- 5. California: 35 percent
The report also notes that most U.S. homeowners have home equity, and nearly 24 million owner-occupied homes don’t have any mortgage at all, according to the U.S. Census Bureau.
Commercial loan defaults highest since 1993 (from Reuters)
The default rate on commercial real estate loans held by banks hit 3.4 percent in the third quarter, up 0.52 percentage points from the second quarter.
- At 3.4 percent, the default rate is the highest it has been since 1993 when it hit 4.1 percent.
- The default rate on apartment buildings is even higher, reaching 3.58 percent, up from 3.14 in the second quarter.
Bank failures tripled in a year (from UPI.com)
The number of U.S. banks shut to date in 2009 is triple the number that failed in 2008.
Most of the banks that failed this year are small, regional banks that fell victim to losses on real estate and consumer loans when unemployment surged to a 25-year high. However, many large institutions closed in 2009.
The cost to FDIC of closures on Friday alone was about $446 million.
The number of problem banks is 416 in the most recent quarter, the highest in 15 years.
The FDIC anticipates roughly $70 billion in losses during the next five years due to the failure of insured institutions.
For Florida, ‘end of an era’ of population growth (from USA Today)
The state that made population growth the linchpin of its economy for more than 60 years lost a net 58,000 people this year.
The state’s twin economic engines – tourism and construction – are sputtering.

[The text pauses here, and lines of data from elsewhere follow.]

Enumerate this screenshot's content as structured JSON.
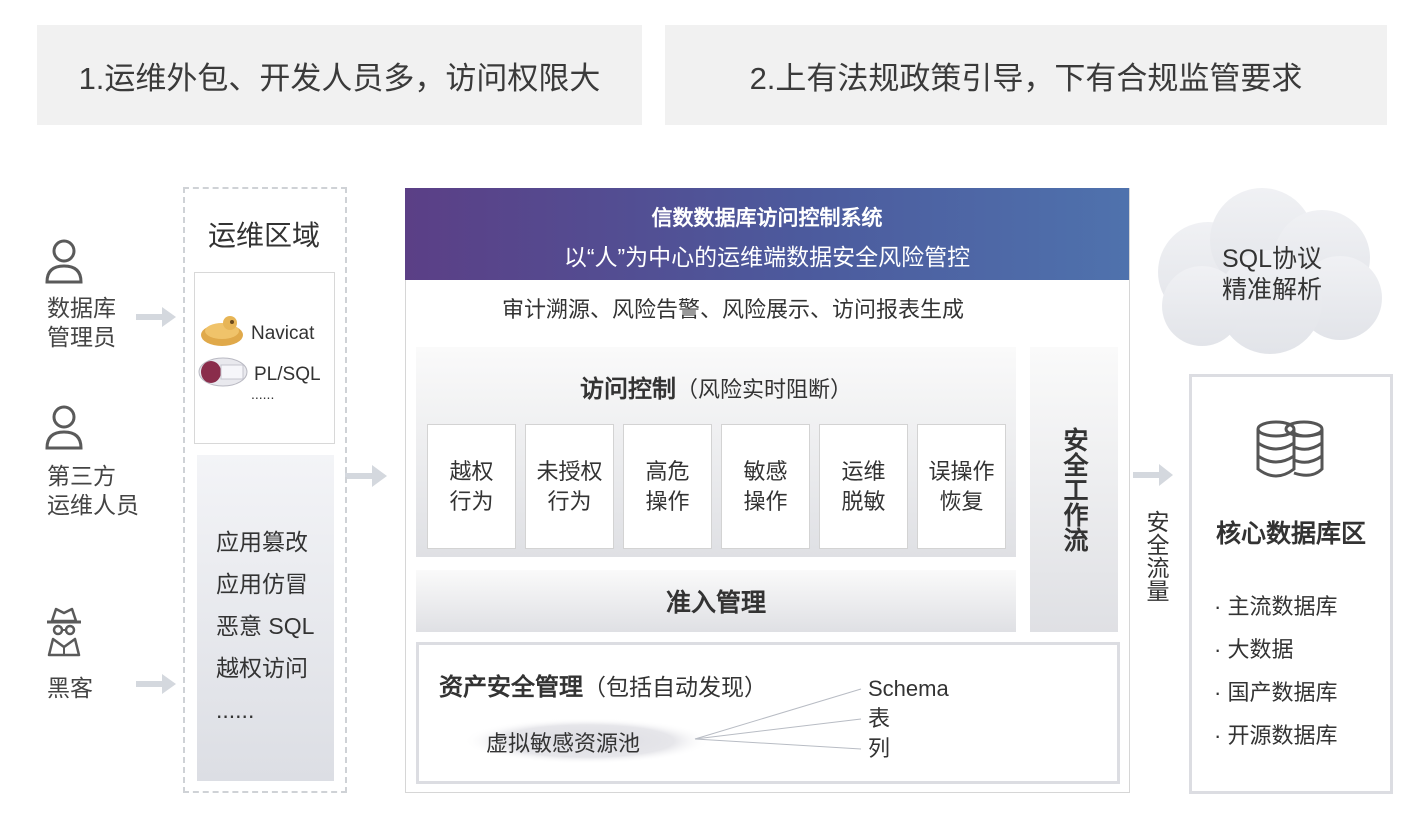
{
  "header": {
    "left_text": "1.运维外包、开发人员多，访问权限大",
    "right_text": "2.上有法规政策引导，下有合规监管要求"
  },
  "users": [
    {
      "label_line1": "数据库",
      "label_line2": "管理员",
      "icon": "person-icon"
    },
    {
      "label_line1": "第三方",
      "label_line2": "运维人员",
      "icon": "person-icon"
    },
    {
      "label_line1": "黑客",
      "label_line2": "",
      "icon": "hacker-icon"
    }
  ],
  "ops_region": {
    "title": "运维区域",
    "tools": [
      "Navicat",
      "PL/SQL",
      "......"
    ],
    "threats": [
      "应用篡改",
      "应用仿冒",
      "恶意 SQL",
      "越权访问",
      "......"
    ]
  },
  "system": {
    "title": "信数数据库访问控制系统",
    "subtitle": "以“人”为中心的运维端数据安全风险管控",
    "functions": "审计溯源、风险告警、风险展示、访问报表生成",
    "access_control": {
      "title": "访问控制",
      "subtitle": "（风险实时阻断）",
      "items": [
        {
          "line1": "越权",
          "line2": "行为"
        },
        {
          "line1": "未授权",
          "line2": "行为"
        },
        {
          "line1": "高危",
          "line2": "操作"
        },
        {
          "line1": "敏感",
          "line2": "操作"
        },
        {
          "line1": "运维",
          "line2": "脱敏"
        },
        {
          "line1": "误操作",
          "line2": "恢复"
        }
      ]
    },
    "admission": "准入管理",
    "workflow": "安全工作流",
    "asset": {
      "title": "资产安全管理",
      "subtitle": "（包括自动发现）",
      "pool": "虚拟敏感资源池",
      "targets": [
        "Schema",
        "表",
        "列"
      ]
    }
  },
  "flow_label": "安全流量",
  "cloud": {
    "line1": "SQL协议",
    "line2": "精准解析"
  },
  "core": {
    "title": "核心数据库区",
    "items": [
      "· 主流数据库",
      "· 大数据",
      "· 国产数据库",
      "· 开源数据库"
    ]
  }
}
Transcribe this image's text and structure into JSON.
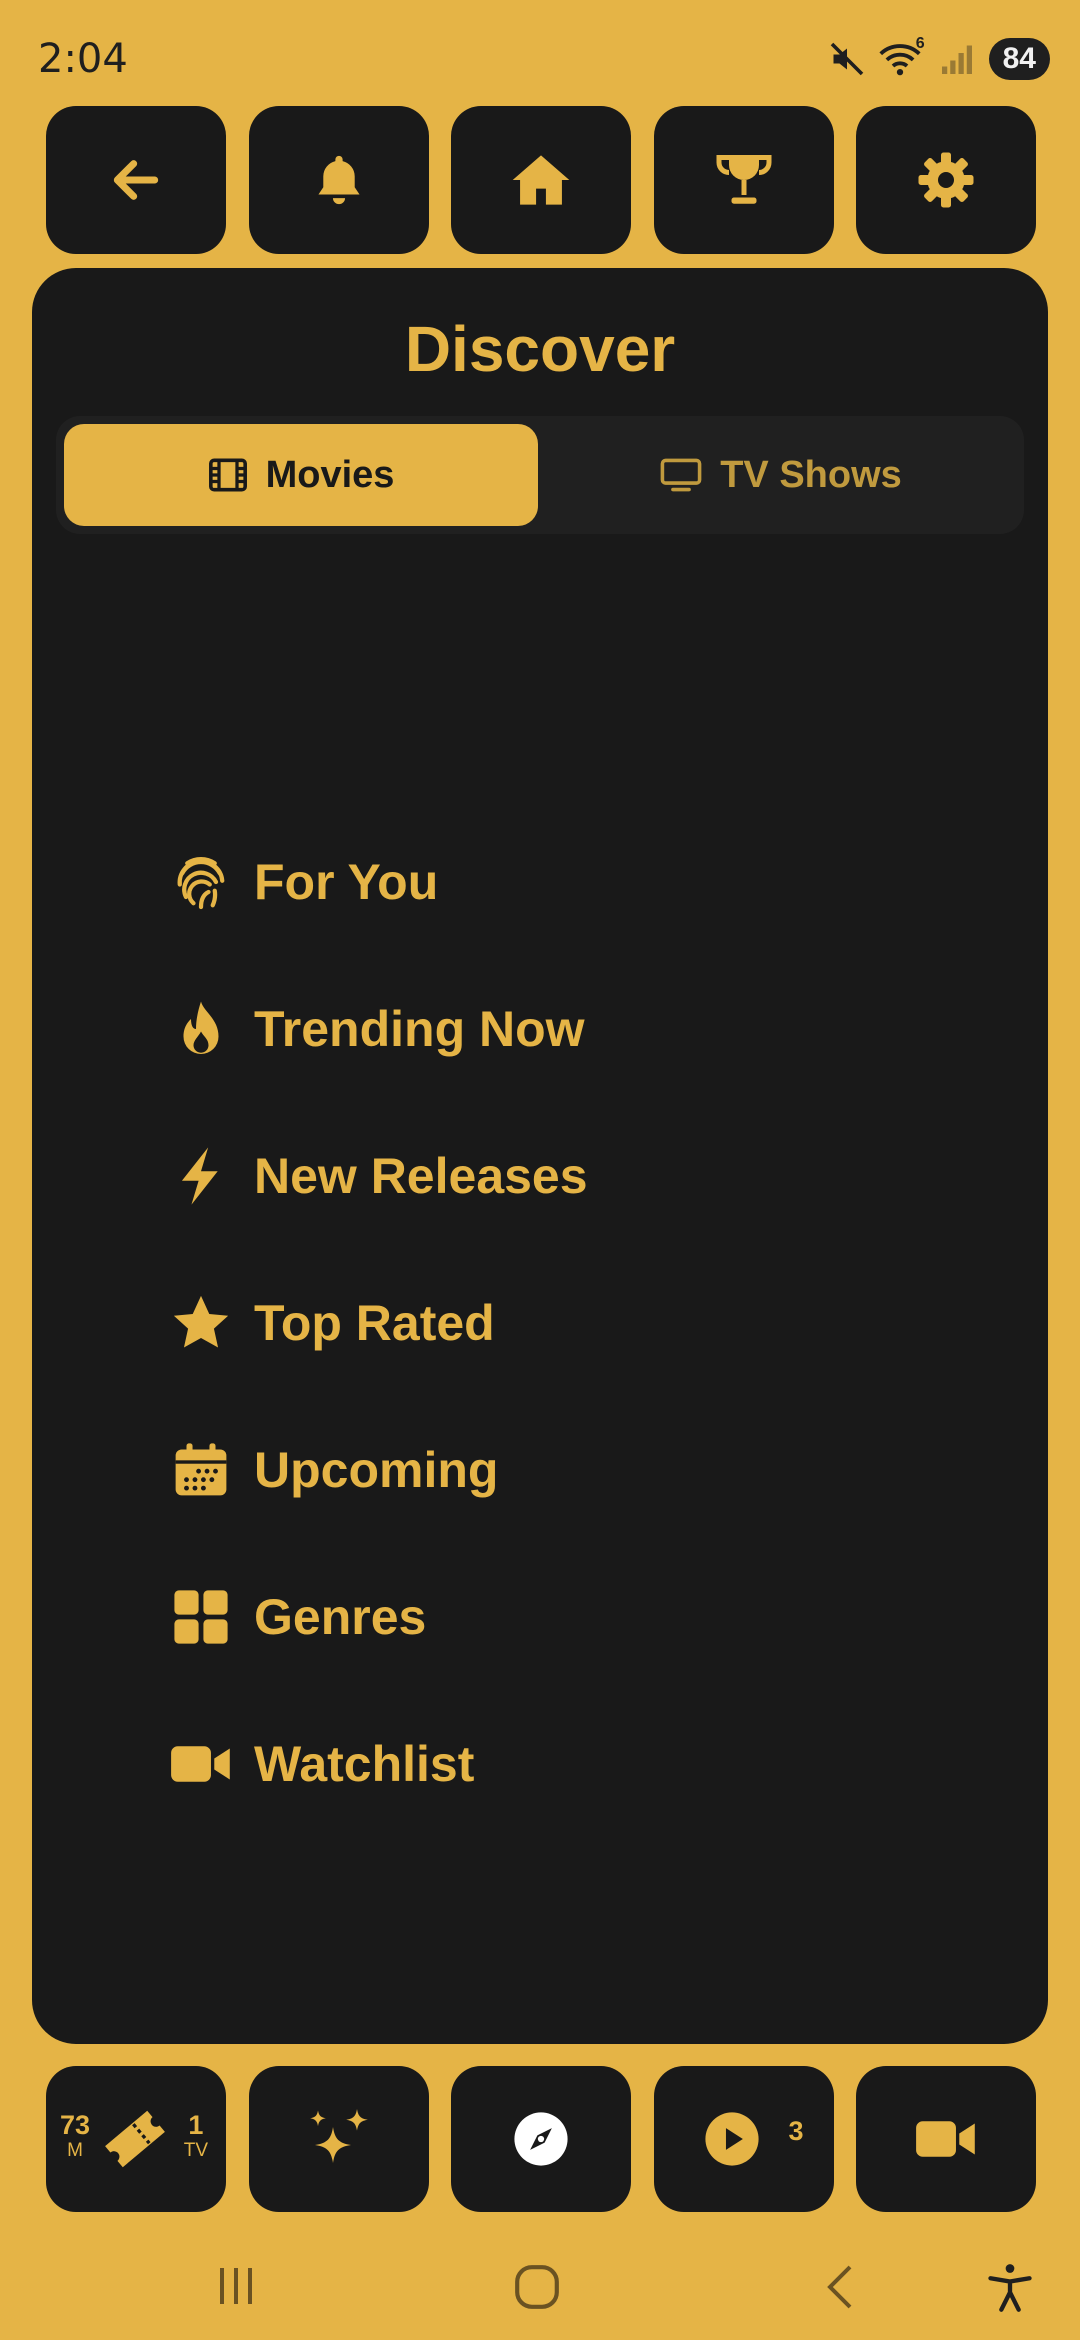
{
  "status": {
    "time": "2:04",
    "battery": "84",
    "wifi_badge": "6"
  },
  "header": {
    "title": "Discover",
    "tabs": [
      {
        "label": "Movies",
        "icon": "film-icon",
        "active": true
      },
      {
        "label": "TV Shows",
        "icon": "tv-icon",
        "active": false
      }
    ]
  },
  "top_nav": [
    "back-arrow-icon",
    "bell-icon",
    "home-icon",
    "trophy-icon",
    "gear-icon"
  ],
  "menu": [
    {
      "label": "For You",
      "icon": "fingerprint-icon"
    },
    {
      "label": "Trending Now",
      "icon": "flame-icon"
    },
    {
      "label": "New Releases",
      "icon": "lightning-icon"
    },
    {
      "label": "Top Rated",
      "icon": "star-icon"
    },
    {
      "label": "Upcoming",
      "icon": "calendar-icon"
    },
    {
      "label": "Genres",
      "icon": "grid-icon"
    },
    {
      "label": "Watchlist",
      "icon": "video-camera-icon"
    }
  ],
  "bottom_nav": {
    "tickets": {
      "movies_count": "73",
      "movies_unit": "M",
      "tv_count": "1",
      "tv_unit": "TV"
    },
    "playing_count": "3"
  },
  "colors": {
    "accent": "#E5B446",
    "panel": "#191919",
    "muted_accent": "#C09A3E"
  }
}
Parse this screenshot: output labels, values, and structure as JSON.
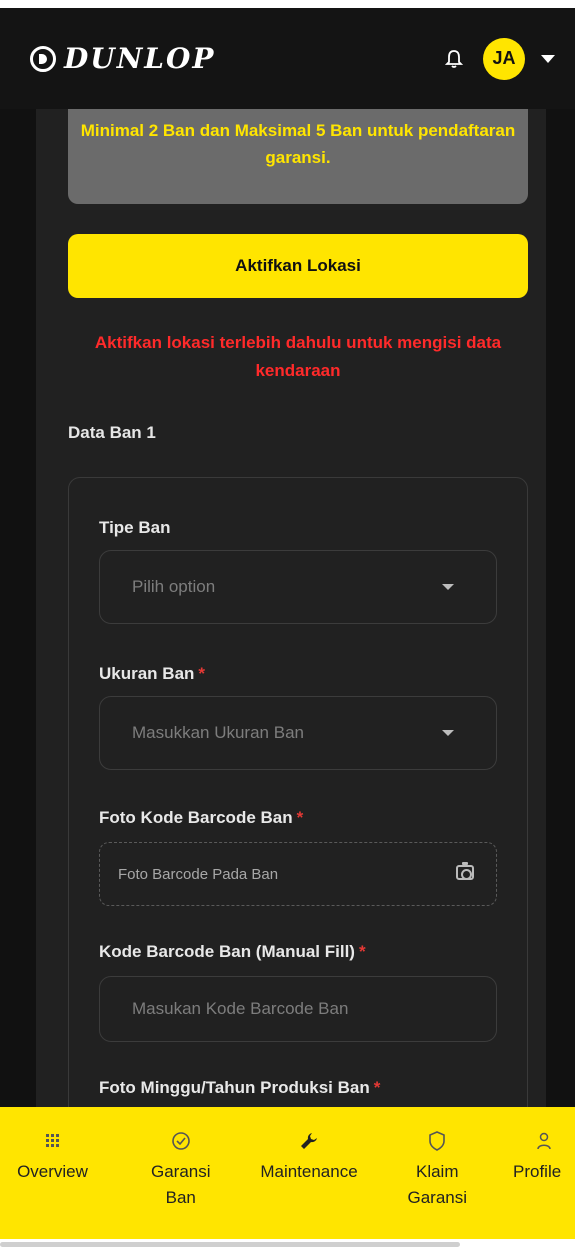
{
  "header": {
    "brand": "DUNLOP",
    "avatar_initials": "JA"
  },
  "notice": {
    "text": "Minimal 2 Ban dan Maksimal 5 Ban untuk pendaftaran garansi."
  },
  "location": {
    "button_label": "Aktifkan Lokasi",
    "warning": "Aktifkan lokasi terlebih dahulu untuk mengisi data kendaraan"
  },
  "tire_section": {
    "title": "Data Ban 1",
    "fields": {
      "tipe_ban": {
        "label": "Tipe Ban",
        "placeholder": "Pilih option"
      },
      "ukuran_ban": {
        "label": "Ukuran Ban",
        "required_mark": "*",
        "placeholder": "Masukkan Ukuran Ban"
      },
      "foto_barcode": {
        "label": "Foto Kode Barcode Ban",
        "required_mark": "*",
        "placeholder": "Foto Barcode Pada Ban"
      },
      "kode_barcode": {
        "label": "Kode Barcode Ban (Manual Fill)",
        "required_mark": "*",
        "placeholder": "Masukan Kode Barcode Ban"
      },
      "foto_minggu": {
        "label": "Foto Minggu/Tahun Produksi Ban",
        "required_mark": "*"
      }
    }
  },
  "bottom_nav": {
    "items": [
      {
        "label_line1": "Overview",
        "label_line2": "",
        "icon": "grid-icon"
      },
      {
        "label_line1": "Garansi",
        "label_line2": "Ban",
        "icon": "check-badge-icon"
      },
      {
        "label_line1": "Maintenance",
        "label_line2": "",
        "icon": "wrench-icon"
      },
      {
        "label_line1": "Klaim",
        "label_line2": "Garansi",
        "icon": "shield-icon"
      },
      {
        "label_line1": "Profile",
        "label_line2": "",
        "icon": "person-icon"
      }
    ]
  },
  "colors": {
    "accent": "#ffe500",
    "warning": "#ff2a2a",
    "panel": "#212121",
    "header": "#141414"
  }
}
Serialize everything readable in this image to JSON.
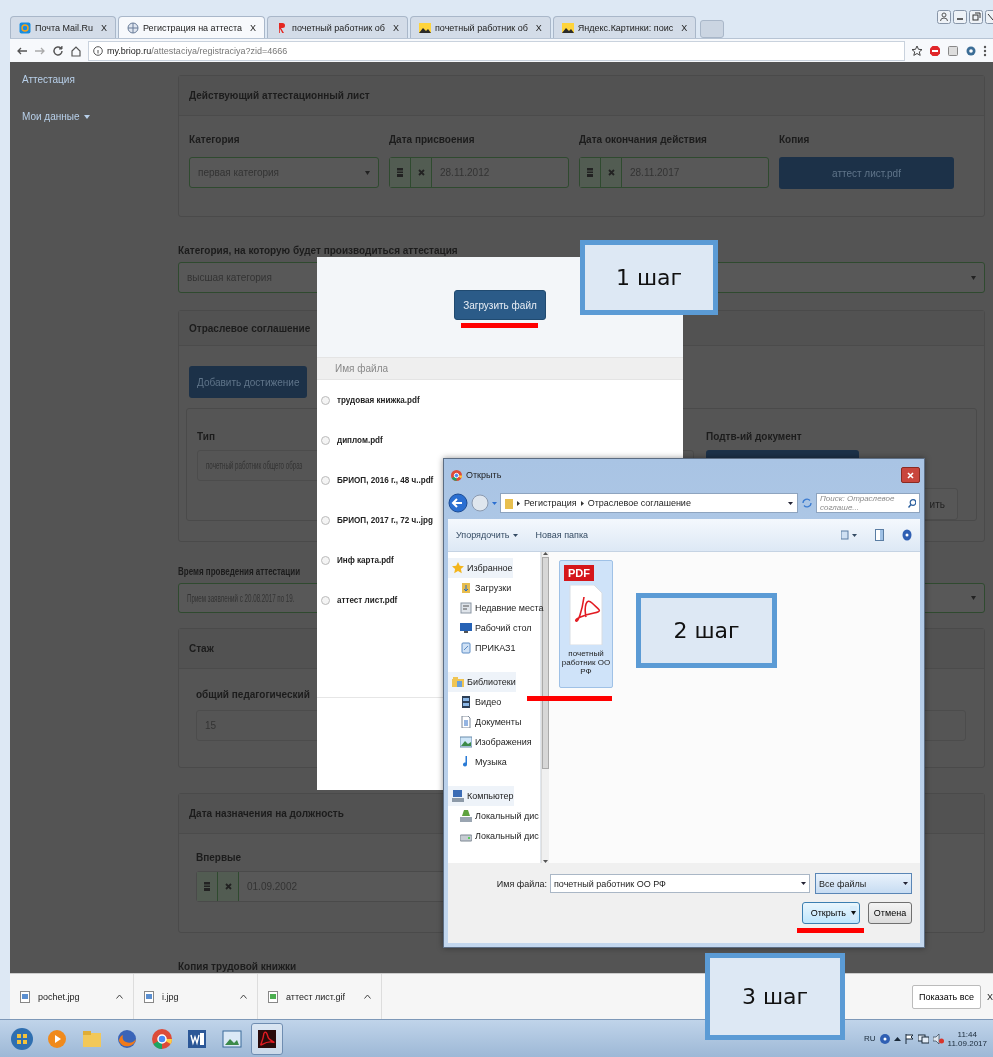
{
  "browser": {
    "tabs": [
      {
        "title": "Почта Mail.Ru",
        "kind": "mail",
        "selected": false,
        "close": "X"
      },
      {
        "title": "Регистрация на аттеста",
        "kind": "globe",
        "selected": true,
        "close": "X"
      },
      {
        "title": "почетный работник об",
        "kind": "yandex",
        "selected": false,
        "close": "X"
      },
      {
        "title": "почетный работник об",
        "kind": "image",
        "selected": false,
        "close": "X"
      },
      {
        "title": "Яндекс.Картинки: поис",
        "kind": "image",
        "selected": false,
        "close": "X"
      }
    ],
    "url_host": "my.briop.ru",
    "url_path": "/attestaciya/registraciya?zid=4666"
  },
  "sidebar": [
    {
      "label": "Аттестация",
      "has_menu": false
    },
    {
      "label": "Мои данные",
      "has_menu": true
    }
  ],
  "page": {
    "current_sheet": {
      "title": "Действующий аттестационный лист",
      "fields": [
        {
          "kind": "select",
          "label": "Категория",
          "value": "первая категория"
        },
        {
          "kind": "date",
          "label": "Дата присвоения",
          "value": "28.11.2012"
        },
        {
          "kind": "date",
          "label": "Дата окончания действия",
          "value": "28.11.2017"
        },
        {
          "kind": "button",
          "label": "Копия",
          "value": "аттест лист.pdf"
        }
      ]
    },
    "target_category": {
      "label": "Категория, на которую будет производиться аттестация",
      "value": "высшая категория"
    },
    "agreement": {
      "title": "Отраслевое соглашение",
      "add_button": "Добавить достижение",
      "type_label": "Тип",
      "type_value": "почетный работник общего образ",
      "document_label": "Подтв-ий документ",
      "remove_button": "ить"
    },
    "period": {
      "label": "Время проведения аттестации",
      "value": "Прием заявлений с 20.08.2017 по 19."
    },
    "experience": {
      "title": "Стаж",
      "label": "общий педагогический",
      "value": "15"
    },
    "appointment": {
      "title": "Дата назначения на должность",
      "label": "Впервые",
      "value": "01.09.2002"
    },
    "work_book": {
      "title": "Копия трудовой книжки"
    }
  },
  "upload_modal": {
    "button": "Загрузить файл",
    "column": "Имя файла",
    "files": [
      {
        "name": "трудовая книжка.pdf",
        "selected": false
      },
      {
        "name": "диплом.pdf",
        "selected": false
      },
      {
        "name": "БРИОП, 2016 г., 48 ч..pdf",
        "selected": false
      },
      {
        "name": "БРИОП, 2017 г., 72 ч..jpg",
        "selected": false
      },
      {
        "name": "Инф карта.pdf",
        "selected": false
      },
      {
        "name": "аттест лист.pdf",
        "selected": false
      }
    ]
  },
  "open_dialog": {
    "title": "Открыть",
    "path": [
      "Регистрация",
      "Отраслевое соглашение"
    ],
    "search_placeholder": "Поиск: Отраслевое соглаше...",
    "organize": "Упорядочить",
    "new_folder": "Новая папка",
    "nav": [
      {
        "label": "Избранное",
        "kind": "favorites",
        "children": [
          {
            "label": "Загрузки",
            "kind": "downloads"
          },
          {
            "label": "Недавние места",
            "kind": "recent"
          },
          {
            "label": "Рабочий стол",
            "kind": "desktop"
          },
          {
            "label": "ПРИКАЗ1",
            "kind": "shortcut"
          }
        ]
      },
      {
        "label": "Библиотеки",
        "kind": "libraries",
        "children": [
          {
            "label": "Видео",
            "kind": "video"
          },
          {
            "label": "Документы",
            "kind": "documents"
          },
          {
            "label": "Изображения",
            "kind": "pictures"
          },
          {
            "label": "Музыка",
            "kind": "music"
          }
        ]
      },
      {
        "label": "Компьютер",
        "kind": "computer",
        "children": [
          {
            "label": "Локальный дис",
            "kind": "system-disk"
          },
          {
            "label": "Локальный дис",
            "kind": "disk"
          }
        ]
      }
    ],
    "files": [
      {
        "name": "почетный работник ОО РФ",
        "kind": "pdf",
        "badge": "PDF",
        "selected": true
      }
    ],
    "filename_label": "Имя файла:",
    "filename": "почетный работник ОО РФ",
    "filter": "Все файлы",
    "open_button": "Открыть",
    "cancel_button": "Отмена"
  },
  "callouts": [
    {
      "text": "1 шаг"
    },
    {
      "text": "2 шаг"
    },
    {
      "text": "3 шаг"
    }
  ],
  "downloads": {
    "items": [
      {
        "name": "pochet.jpg",
        "kind": "image"
      },
      {
        "name": "i.jpg",
        "kind": "image"
      },
      {
        "name": "аттест лист.gif",
        "kind": "gif"
      }
    ],
    "show_all": "Показать все",
    "close": "X"
  },
  "taskbar": {
    "apps": [
      {
        "kind": "start",
        "active": false
      },
      {
        "kind": "media",
        "active": false
      },
      {
        "kind": "explorer",
        "active": false
      },
      {
        "kind": "firefox",
        "active": false
      },
      {
        "kind": "chrome",
        "active": false
      },
      {
        "kind": "word",
        "active": false
      },
      {
        "kind": "viewer",
        "active": false
      },
      {
        "kind": "acrobat",
        "active": true
      }
    ],
    "lang": "RU",
    "time": "11:44",
    "date": "11.09.2017"
  }
}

The recession has had a measurable impact on the traditionally mobile USA by forcing more Americans to stay put because they can’t sell their homes or find new jobs.
For the first time since Florida became a state in 1845, more people are moving out of the state than in.
The number of migrants from the Northeast – traditionally Florida’s largest source of newcomers – has dropped almost in half since its peak five years ago as the state’s allure faded.
Florida, once the fifth cheapest state to live in, now is the 14th most expensive.
Is Boomer boom for real? (from news-journalonline.com)
Boomers are people born during the population burst between 1946-1964.
No. 1 in the nation was Flagler County with an astounding 53.5 percent increase in Boomer population between 2000 and 2006. No. 2 was Sumter County, home of The Villages, with 29.1 percent.
University of Florida’s Bureau of Economic and Business Research says in 2030, more than one in four Floridians will be 65 or older. Currently, 17 percent of the state’s population is 65 or older.